Competition, rather than coronation

Wally said...

Hey, stop perpetuating the myth that Reilly's anti-gay. It's just not true. Anonymous said he's "against equal marriage," and Margie wishes he'd be for civil unions. Actually: 1) He opposes the amendment before the legislature. 2) He was for civil unions as far back as '99, right after the VT decision (before a lot of so-called "progressive" MA Dems). You can look it up, Globe 12/23/99. And 3) He stood up to Romney when the Gov. tried to stay the decision. He's always been for fairness and he's never done anything (unlike Romney) to take anyone's rights away. Give him a break -- and be fair.

I wasn't in Pittsfield, but I've seen him before and I'm amazed at how hung up too many Dems are on delivery and showmanship. Reilly may not be flashy, but he is genuine. We're electing a Governor, not a game show host. Patrick can't come close to matching Reilly's record or -- no matter what DP says -- his commitment to Massachusetts.

Margeware said...

I appreciate your comments Wally because, if the CW is correct, Reilly will be our nominee, and we need a nominee we can believe in and work for.

But I do disagree with you on the importance of "personality" or "charisma" or whatever you want to call it in politics. While we don't ever want to fall into the trap of the "cult of personality," what IS true is that a good part of leadership is the ability to "connect" with people. They need to believe that you get up every day and do the best that you can to make their lives better.

That's a very indefineable quality. Don't get me started on John Kerry and how he was sometimes able to bring a crowd of vets to tears on at other times so tin-eared (I'm now talking about just seeing him here in MA as a senator) that you wondered how he got elected dog catcher.

When I was a Selectman, one of my strengths was that I like people. Even people who disagreed with me on particular issues thought I did a good job, because they perceived that I was interested in meeting them, listening to them and connecting to them.

I will never forget in '92 watching Bill Clinton sit down with a group of people in LA after the Rodney King riots. He was masterful. That year I was a Paul Tsongas delegate, and I will always say that supporting Tsongas was one of the best things I've ever done. But watching Clinton with those individuals, I realized he was doing something Paul just couldn't do. Paul had a dour, serious side that was his hallmark and you loved him in spite of his personality (like John Olver!) Clinton to this day lights up a room and it is a valuable tool.

'Nuf said.
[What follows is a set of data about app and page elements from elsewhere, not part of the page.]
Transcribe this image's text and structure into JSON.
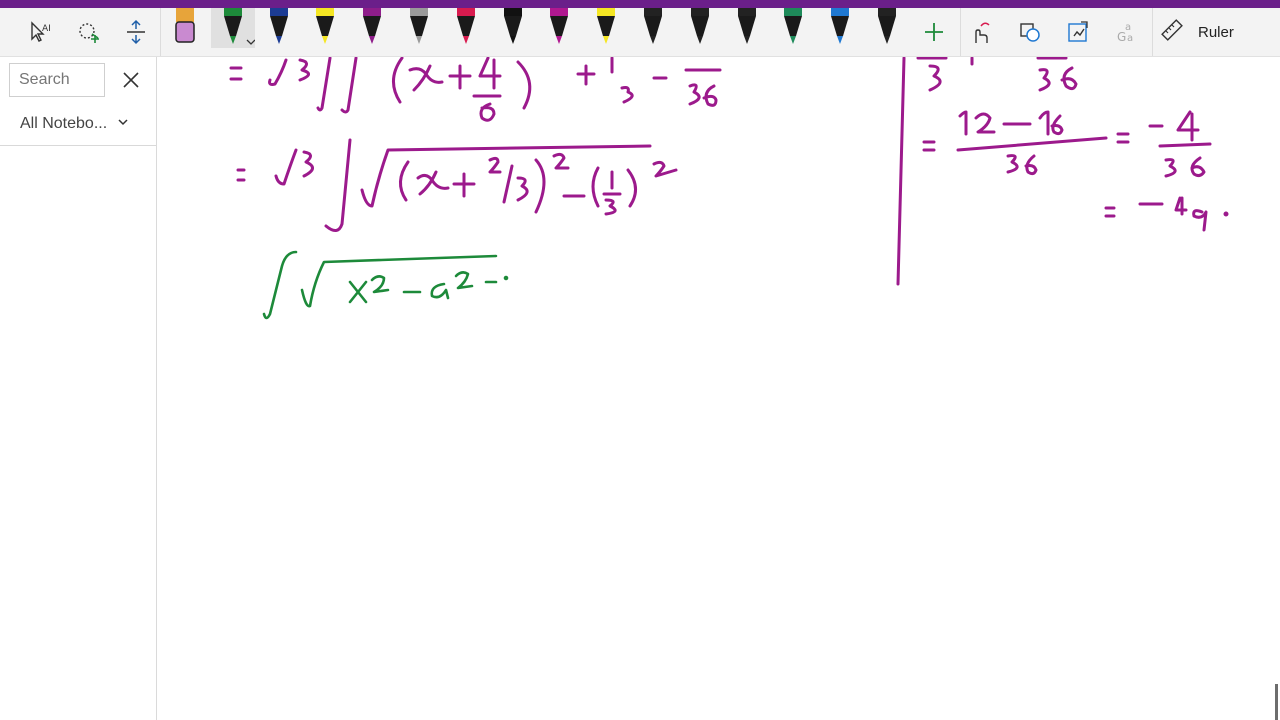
{
  "toolbar": {
    "tools": [
      {
        "name": "type-select-icon"
      },
      {
        "name": "lasso-select-icon"
      },
      {
        "name": "insert-space-icon"
      }
    ],
    "pens": [
      {
        "name": "eraser-pen",
        "color": "#e7a43a"
      },
      {
        "name": "green-pen",
        "color": "#1d8a3a",
        "selected": true
      },
      {
        "name": "navy-pen",
        "color": "#1c3c94"
      },
      {
        "name": "yellow-highlighter",
        "color": "#f5e623"
      },
      {
        "name": "purple-pen",
        "color": "#8e1d8a"
      },
      {
        "name": "galaxy-pen",
        "color": "#9a9a9a"
      },
      {
        "name": "red-pen",
        "color": "#d81b4f"
      },
      {
        "name": "black-pen",
        "color": "#111111"
      },
      {
        "name": "magenta-pen",
        "color": "#b01890"
      },
      {
        "name": "yellow-highlighter-2",
        "color": "#f5e623"
      },
      {
        "name": "black-pen-2",
        "color": "#222222"
      },
      {
        "name": "black-pen-3",
        "color": "#222222"
      },
      {
        "name": "black-pen-4",
        "color": "#222222"
      },
      {
        "name": "teal-pen",
        "color": "#1e8a5a"
      },
      {
        "name": "blue-pen",
        "color": "#1f78d1"
      },
      {
        "name": "black-pen-5",
        "color": "#222222"
      }
    ],
    "add_pen_icon": "plus-icon",
    "ink_to_shape_icon": "touch-writing-icon",
    "shapes_icon": "shapes-icon",
    "replay_icon": "ink-replay-icon",
    "math_icon": "math-icon",
    "ruler_label": "Ruler"
  },
  "left_panel": {
    "search_placeholder": "Search",
    "notebook_dropdown_label": "All Notebo..."
  },
  "colors": {
    "accent": "#6b1f8a",
    "ink_magenta": "#9c1a8c",
    "ink_green": "#1d8a3a"
  }
}
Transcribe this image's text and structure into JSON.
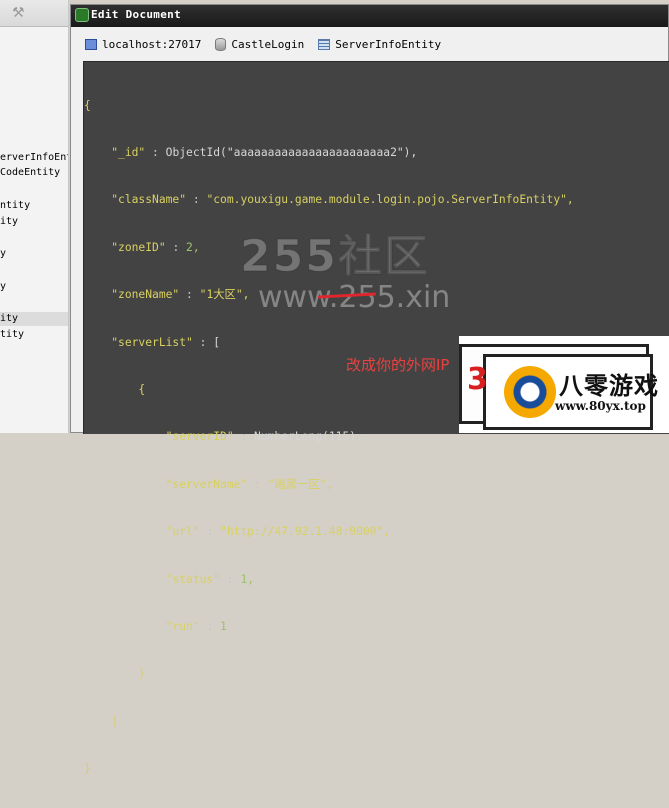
{
  "left_panel": {
    "items": [
      {
        "label": "erverInfoEnt",
        "selected": false
      },
      {
        "label": "CodeEntity",
        "selected": false
      },
      {
        "label": "ntity",
        "selected": false
      },
      {
        "label": "ity",
        "selected": false
      },
      {
        "label": "y",
        "selected": false
      },
      {
        "label": "y",
        "selected": false
      },
      {
        "label": "ity",
        "selected": true
      },
      {
        "label": "tity",
        "selected": false
      }
    ]
  },
  "dialog": {
    "title": "Edit Document",
    "breadcrumb": {
      "host": "localhost:27017",
      "database": "CastleLogin",
      "collection": "ServerInfoEntity"
    }
  },
  "document": {
    "open_brace": "{",
    "close_brace": "}",
    "id_key": "\"_id\"",
    "id_value": "ObjectId(\"aaaaaaaaaaaaaaaaaaaaaaa2\"),",
    "class_key": "\"className\"",
    "class_value": "\"com.youxigu.game.module.login.pojo.ServerInfoEntity\",",
    "zone_id_key": "\"zoneID\"",
    "zone_id_value": "2,",
    "zone_name_key": "\"zoneName\"",
    "zone_name_value": "\"1大区\",",
    "server_list_key": "\"serverList\"",
    "server_list_open": "[",
    "server_list_close": "]",
    "item_open": "{",
    "item_close": "}",
    "server_id_key": "\"serverID\"",
    "server_id_value": "NumberLong(115),",
    "server_name_key": "\"serverName\"",
    "server_name_value": "\"暗黑一区\",",
    "url_key": "\"url\"",
    "url_value": "\"http://47.92.1.48:9000\",",
    "status_key": "\"status\"",
    "status_value": "1,",
    "run_key": "\"run\"",
    "run_value": "1",
    "sep": " : "
  },
  "overlay": {
    "watermark_text": "255社区",
    "watermark_url": "www.255.xin",
    "annotation": "改成你的外网IP"
  },
  "logo": {
    "digit": "3",
    "name": "八零游戏",
    "url": "www.80yx.top"
  },
  "colors": {
    "editor_bg": "#434343",
    "string": "#d9d062",
    "number": "#9ec26a",
    "annotation": "#e8413f",
    "titlebar": "#1a1a1a"
  }
}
I've talked too much and I'm ON MY WAY TO THE VINEYARD FOR THREE DAYS. WHEEE!!!!!